* Instructions to follow
Return a copy of every line in the records that includes the word "JSON".

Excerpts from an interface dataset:
-- Opening Marker --

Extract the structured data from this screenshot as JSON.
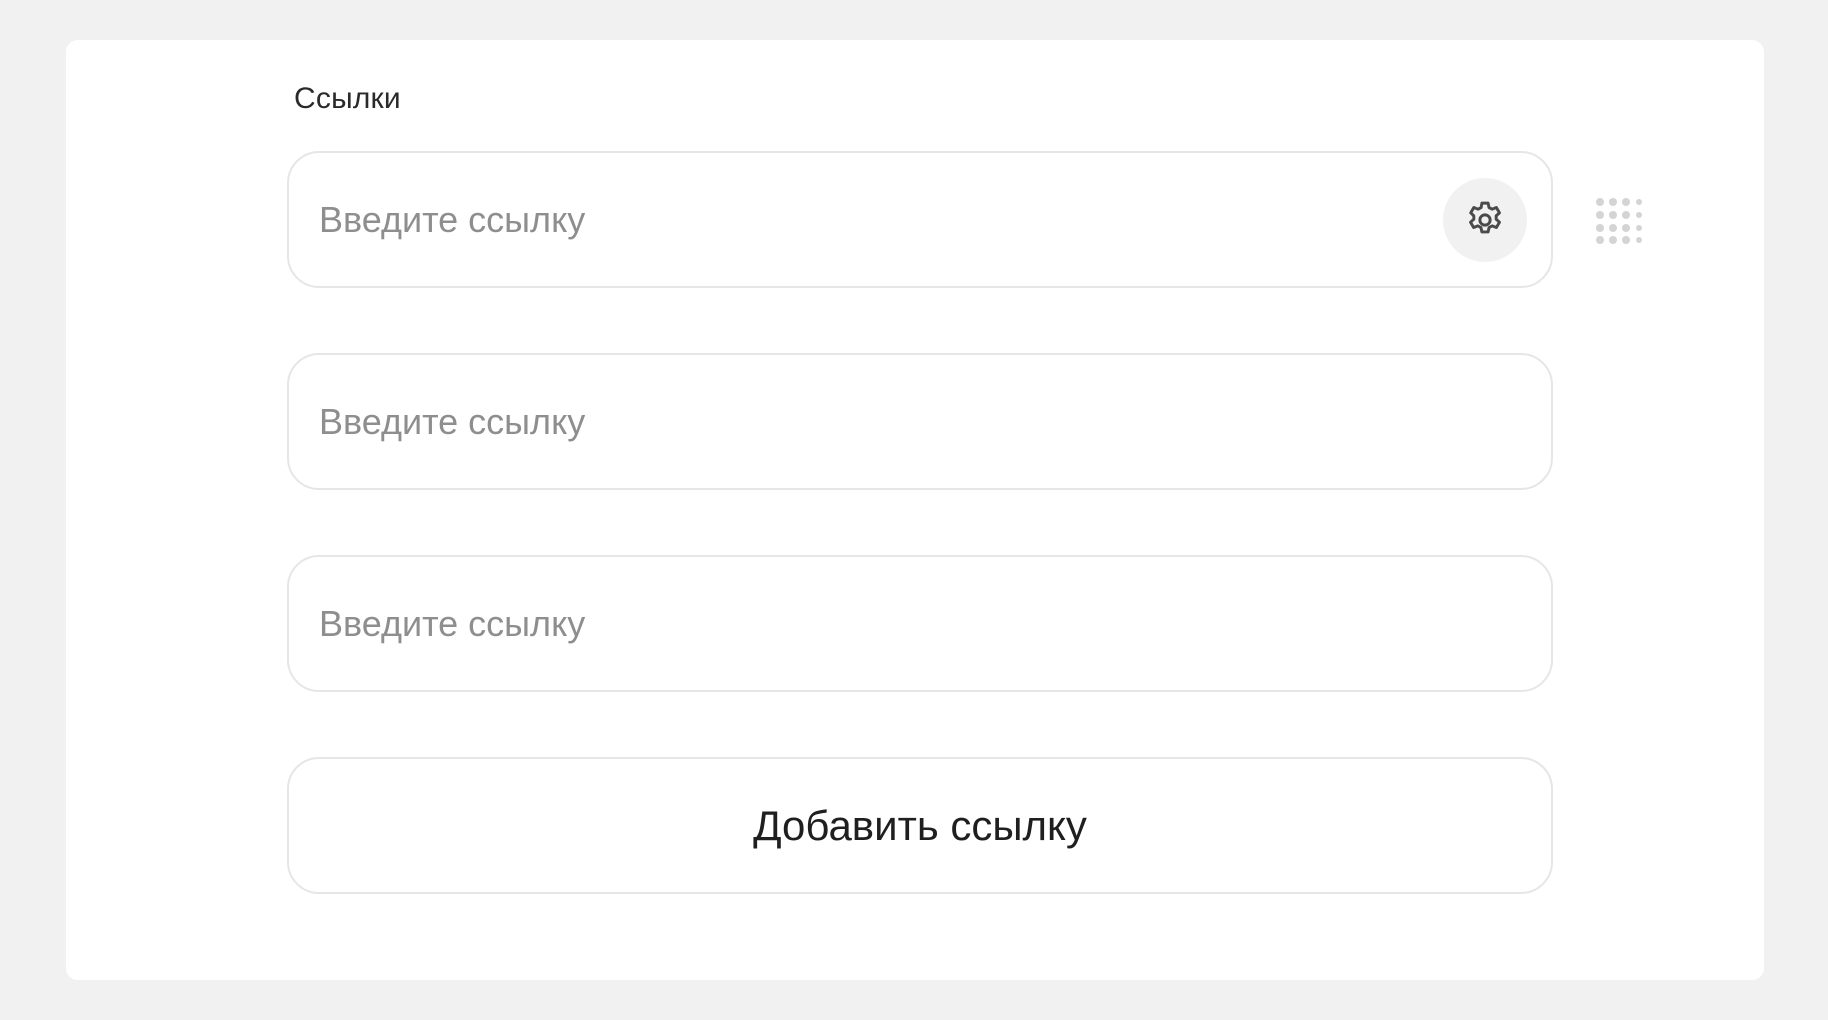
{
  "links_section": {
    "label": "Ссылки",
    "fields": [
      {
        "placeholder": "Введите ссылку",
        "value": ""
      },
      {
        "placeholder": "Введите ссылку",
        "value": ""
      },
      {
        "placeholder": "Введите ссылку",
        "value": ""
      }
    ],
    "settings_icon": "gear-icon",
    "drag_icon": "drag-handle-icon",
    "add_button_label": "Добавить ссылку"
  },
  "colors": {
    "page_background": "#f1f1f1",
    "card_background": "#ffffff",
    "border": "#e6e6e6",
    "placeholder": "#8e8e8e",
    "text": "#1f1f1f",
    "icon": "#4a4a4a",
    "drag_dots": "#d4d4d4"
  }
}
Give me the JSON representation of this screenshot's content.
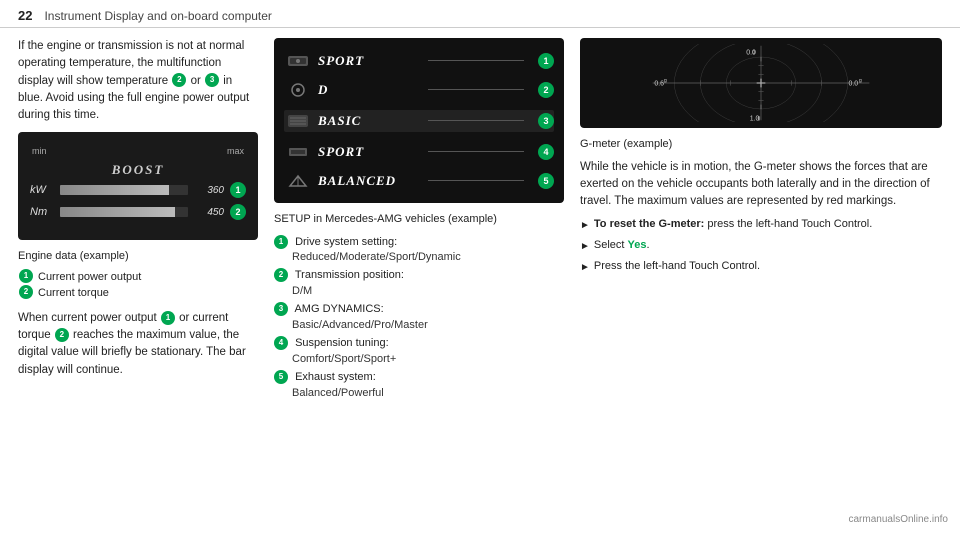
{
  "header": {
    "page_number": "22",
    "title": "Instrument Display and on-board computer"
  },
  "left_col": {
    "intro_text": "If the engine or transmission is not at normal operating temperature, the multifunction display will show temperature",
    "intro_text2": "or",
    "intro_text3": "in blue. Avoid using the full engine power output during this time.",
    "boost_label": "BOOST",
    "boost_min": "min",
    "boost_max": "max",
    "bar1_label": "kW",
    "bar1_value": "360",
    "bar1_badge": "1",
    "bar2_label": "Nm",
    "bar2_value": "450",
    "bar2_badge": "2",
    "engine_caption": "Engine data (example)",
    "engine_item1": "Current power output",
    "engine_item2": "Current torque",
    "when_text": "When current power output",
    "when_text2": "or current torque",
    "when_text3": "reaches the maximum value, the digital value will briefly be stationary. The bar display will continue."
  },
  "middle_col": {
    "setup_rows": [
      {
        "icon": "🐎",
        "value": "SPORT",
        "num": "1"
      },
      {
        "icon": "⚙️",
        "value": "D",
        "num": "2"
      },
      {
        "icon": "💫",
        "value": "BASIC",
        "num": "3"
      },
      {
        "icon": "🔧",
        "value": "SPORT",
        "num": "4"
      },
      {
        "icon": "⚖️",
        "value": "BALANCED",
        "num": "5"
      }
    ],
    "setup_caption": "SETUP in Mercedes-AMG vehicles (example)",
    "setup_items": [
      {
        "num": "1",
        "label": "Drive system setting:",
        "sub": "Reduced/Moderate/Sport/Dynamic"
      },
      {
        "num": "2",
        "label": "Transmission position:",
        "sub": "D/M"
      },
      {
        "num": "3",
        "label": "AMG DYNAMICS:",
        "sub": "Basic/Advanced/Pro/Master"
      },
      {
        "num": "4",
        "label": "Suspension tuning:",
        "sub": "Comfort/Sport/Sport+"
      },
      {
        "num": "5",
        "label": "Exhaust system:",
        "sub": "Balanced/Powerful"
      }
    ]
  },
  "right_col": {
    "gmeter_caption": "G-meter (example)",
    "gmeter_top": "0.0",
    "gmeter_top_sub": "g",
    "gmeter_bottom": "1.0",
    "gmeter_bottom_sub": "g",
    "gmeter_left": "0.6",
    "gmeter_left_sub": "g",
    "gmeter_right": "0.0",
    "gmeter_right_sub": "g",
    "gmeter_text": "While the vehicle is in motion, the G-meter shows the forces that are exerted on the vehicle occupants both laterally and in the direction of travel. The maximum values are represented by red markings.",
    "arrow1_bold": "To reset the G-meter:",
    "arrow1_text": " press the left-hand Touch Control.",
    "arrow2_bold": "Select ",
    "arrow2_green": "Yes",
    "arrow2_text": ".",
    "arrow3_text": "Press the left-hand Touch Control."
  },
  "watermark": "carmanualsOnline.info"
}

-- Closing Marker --

* Response to the exercise
Extract the structured data from this screenshot as JSON.
Give me the JSON representation of this screenshot's content.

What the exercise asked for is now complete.